Sincere appreciation goes to Raw Materials Research and Development Council (RMRDC), Abuja, Nigeria for the financial support for the research reported in this article




Carre B 2004 Causes of variation in digestibility of starch among feedstuffs. World’s Poultry Science Journal 60: 76-89


Choct M 2006 Enzymes for the feed industry: past, present and future. World’s Poultry Science Journal 62: 5-15


Cuperlovic M, Milivojevic M, and Hristic V 1978 Premixes of blood and bran as a basic source of protein for fattening pigs. Krimva. 20 (2 and 3): 43-46. In: Nutrition Abstracts and Review 48: 455


Donkoh A, Otchere S, Asare U O, Okyere-Boakye E, Tawiah, R Y and Nyannor E K D 2003 A note on nutritive value of blend of blood and ground maize cob for broiler chickens. Journal of Animal and Feed Science 12: 597-603


Gentry P A and Downie H G 1992 Blood Coagulation. In: Duke’s Physiology of Domestic Animals. 9th edition. CBS Publishers and Distributors, Delhi, India.pp 43-47


Guyton A C and Hall J E 2004 Textbook of Medical Physiology. 10th edition. W B Saunders Co. Philadelphia. pp 428


Hetland H, Choct M and Svihus B 2004 Role of insoluble non-starch polysaccharids in poultry nutrition. World’s Poultry Science Journal 60: 415-422

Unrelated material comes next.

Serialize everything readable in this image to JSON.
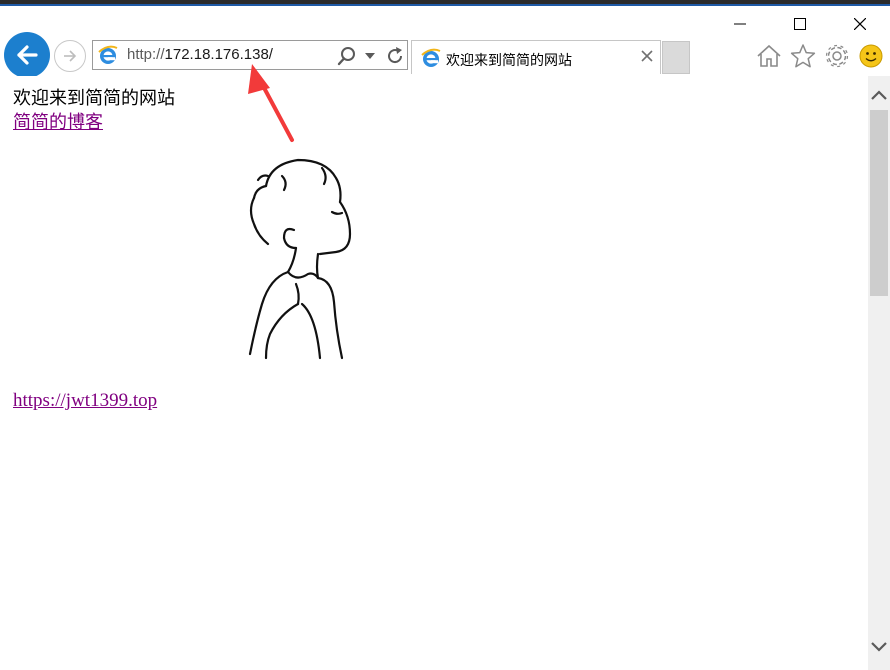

Kyriazakis I and Emmans G C 1995 The voluntary intake of pigs given feeds based on wheat bran, dried citrus pulp and grass meal, in relation to measurement of feed bulk. British  Journal of Nutrition 73:191-207


Le Van Lien, Nguyen Thien and Le Viet Ly 1995 By-products from feed industries: Processing and utilisation for animal feed in Vietnam. ACIAR proceedings N0 68 Canberra

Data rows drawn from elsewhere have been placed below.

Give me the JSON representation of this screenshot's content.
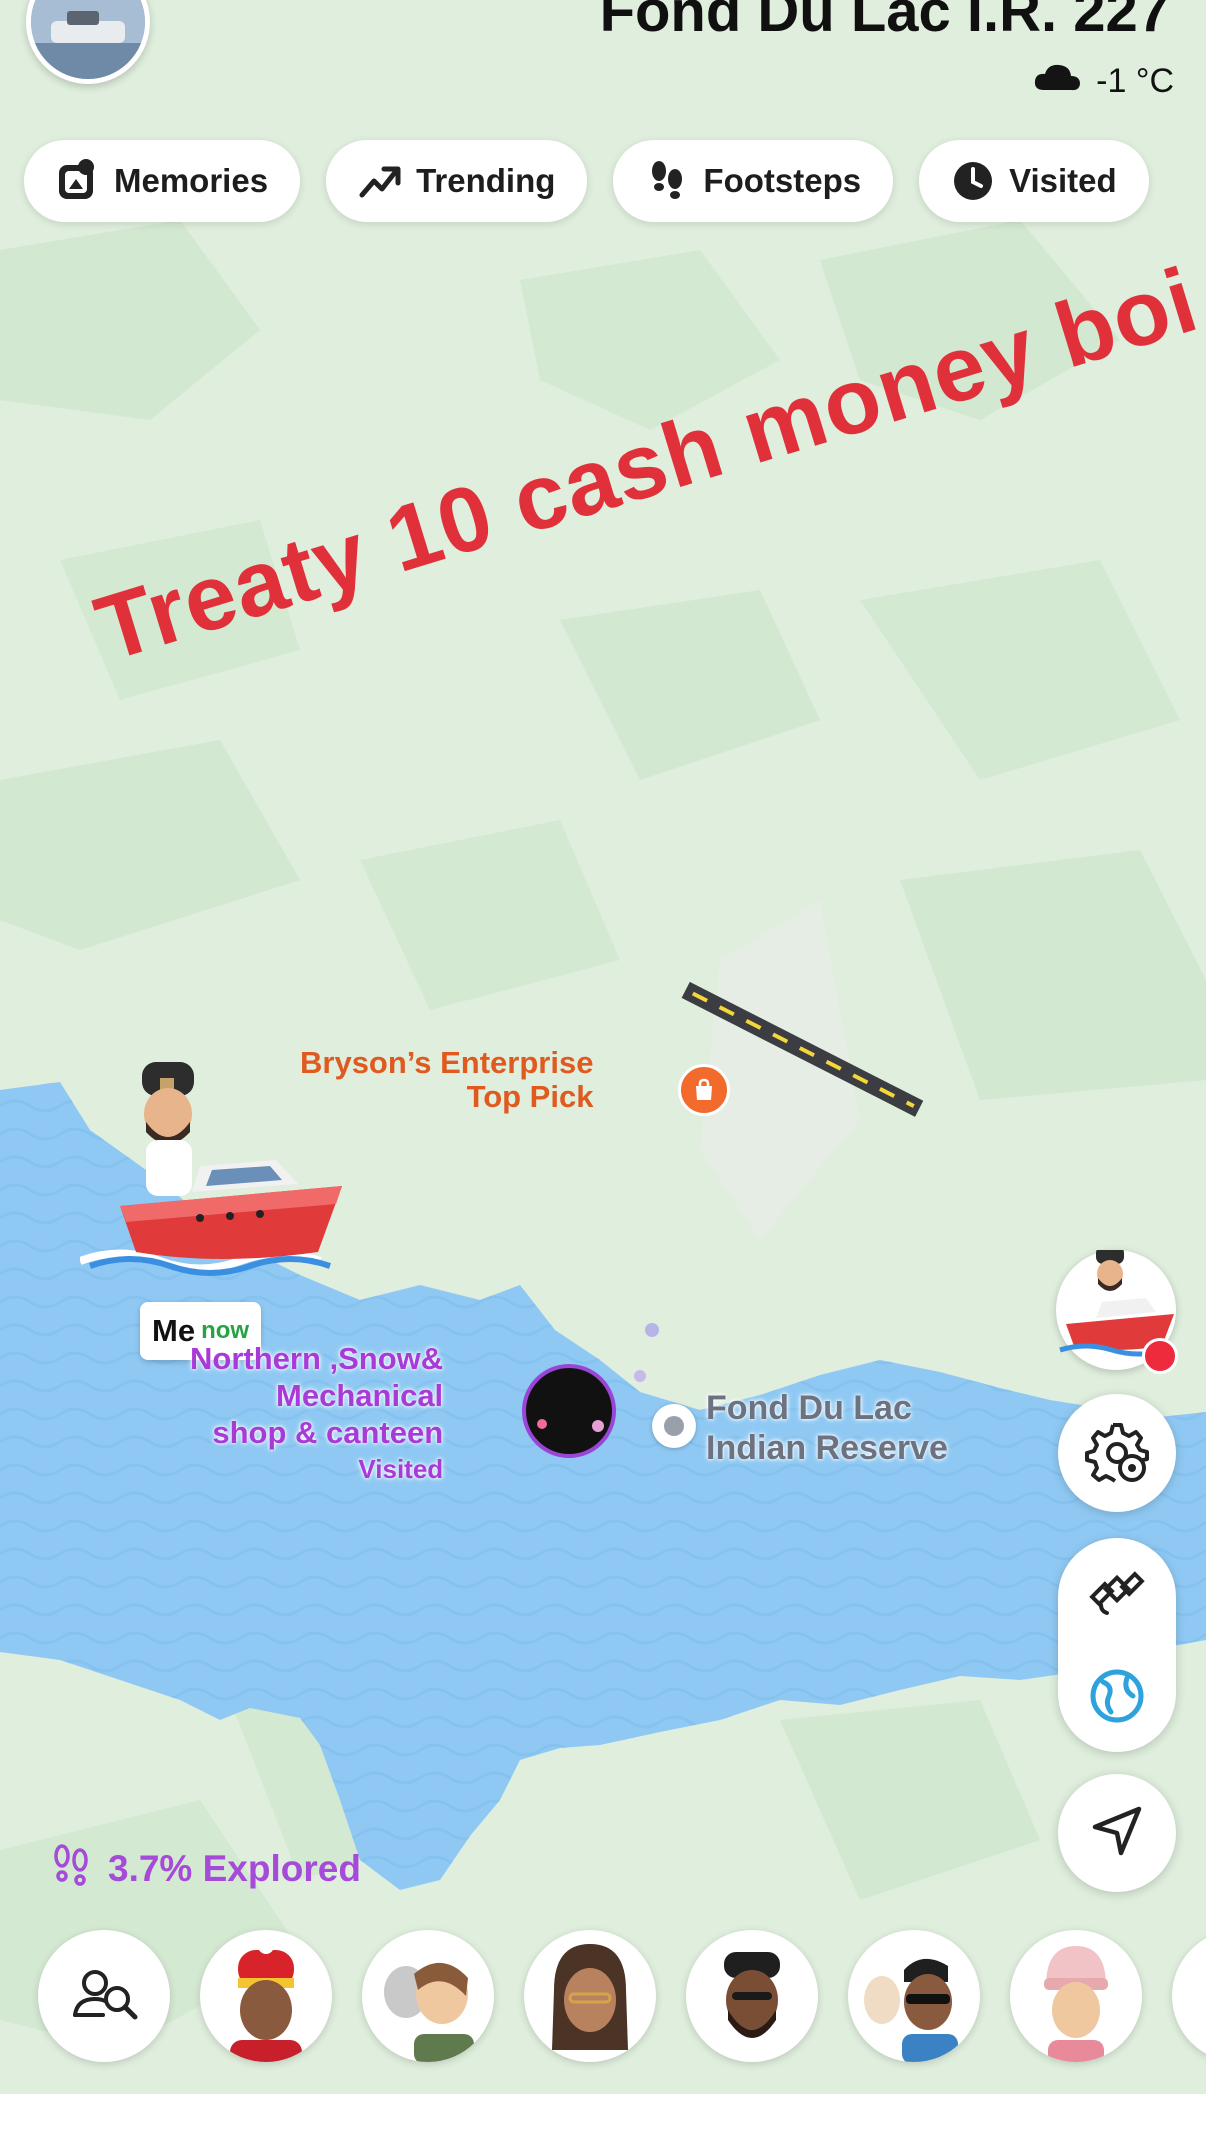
{
  "header": {
    "location_title": "Fond Du Lac I.R. 227",
    "weather": {
      "icon": "cloud-icon",
      "temperature": "-1 °C"
    }
  },
  "chips": [
    {
      "label": "Memories",
      "icon": "memories-icon"
    },
    {
      "label": "Trending",
      "icon": "trending-arrow-icon"
    },
    {
      "label": "Footsteps",
      "icon": "footsteps-icon"
    },
    {
      "label": "Visited",
      "icon": "clock-icon"
    }
  ],
  "overlay_caption": "Treaty 10 cash money boi",
  "map": {
    "poi_bryson": {
      "name": "Bryson’s Enterprise",
      "tag": "Top Pick",
      "icon": "shopping-bag-icon"
    },
    "poi_northern": {
      "line1": "Northern ,Snow&",
      "line2": "Mechanical",
      "line3": "shop & canteen",
      "status": "Visited"
    },
    "reserve": {
      "line1": "Fond Du Lac",
      "line2": "Indian Reserve"
    },
    "me_label": {
      "name": "Me",
      "time": "now"
    }
  },
  "controls": {
    "settings_icon": "map-settings-gear-icon",
    "satellite_icon": "satellite-icon",
    "globe_icon": "globe-icon",
    "locate_icon": "navigation-arrow-icon"
  },
  "explored": {
    "text": "3.7% Explored",
    "icon": "footprints-icon",
    "percent": 3.7
  },
  "colors": {
    "land": "#dfeedd",
    "water": "#8fc9f3",
    "caption_red": "#e0313b",
    "poi_purple": "#a83ad8",
    "poi_orange": "#e05a1f"
  }
}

Longe O G and Fagbenro-Byron J O 1990 Composition and physical characteristics of some fibrous wastes and by-products for pig feeds in Nigeria. Journal of Tropical Agriculture and Veterinary Science 28: 199-205


Nir I, Hillel R, Shefet G and Nitsan Z 1994 Effect of grain particle on performance. 3. Grain texture interactions. Poultry Science 73: 781-791

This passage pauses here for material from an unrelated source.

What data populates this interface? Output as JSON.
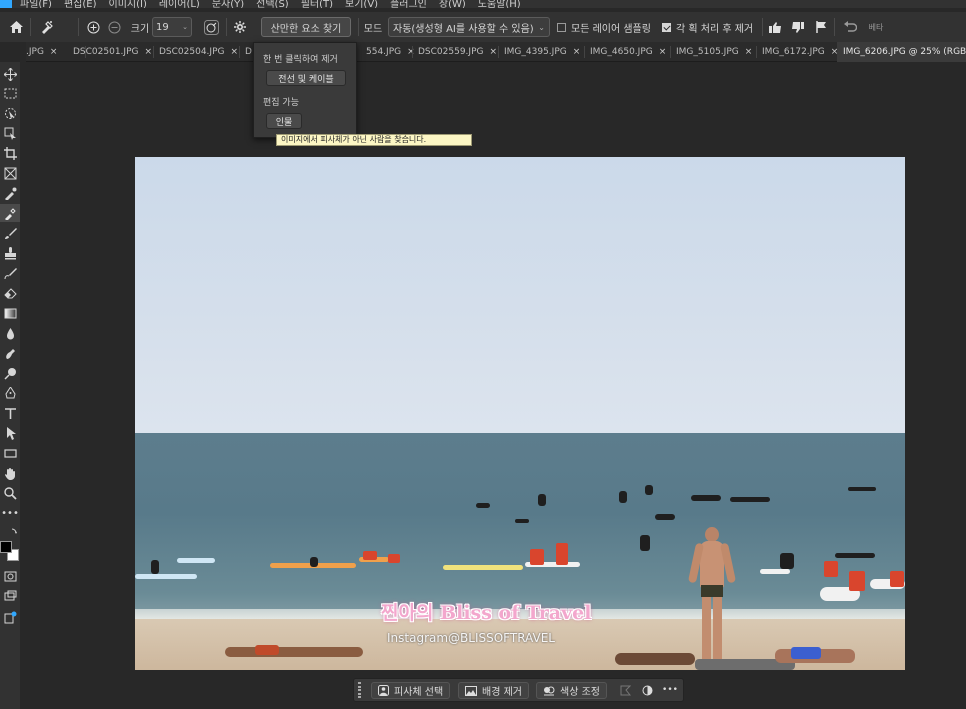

Robertson J A and Eastwood M A 1981a An examination of factors which may affect the water holding capacity of dietary fibre.  British Journal of Nutrition 45:83-88


Robertson J A and Eastwood M A 1981b A method to measure the water-holding properties of dietary fibre using suction pressure. British Journal of Nutrition 46(2):247-255


SAS 2000 Statistical analysis software. Guide for personal computers. Release 8.1. SAS institute Inc., Cary, NC, USA


Sonaiya E B 1988 Animal by-products and their potential for commercial livestock feed production. In: Babatunde G M (editor) Proc. National Workshop on Alternative Feeds in Nigeria. Organized by Economic Affairs Office of The Presidency, 21-25 November 1988. ARMTI, Ilorin. Pp 298-315


Sonaiya E B 1995 Animal by-products (Mixed blood/crop by-products). In: Feed Resources for smallholder poultry in Nigeria. World Animal Review 82:1


Steel R G D and Torrie J H 1980 Principles and Procedures of Statistics. McGraw Hill Co., New York


Sundu B, Kumar A and Dingle J 2005 The importance of physical characteristics of feed for young broilers. Queensland Poultry Science Symposium 12:63-75

Received 19 June 2007; Accepted 14 August 2007; Published 5 October 2007

Go to top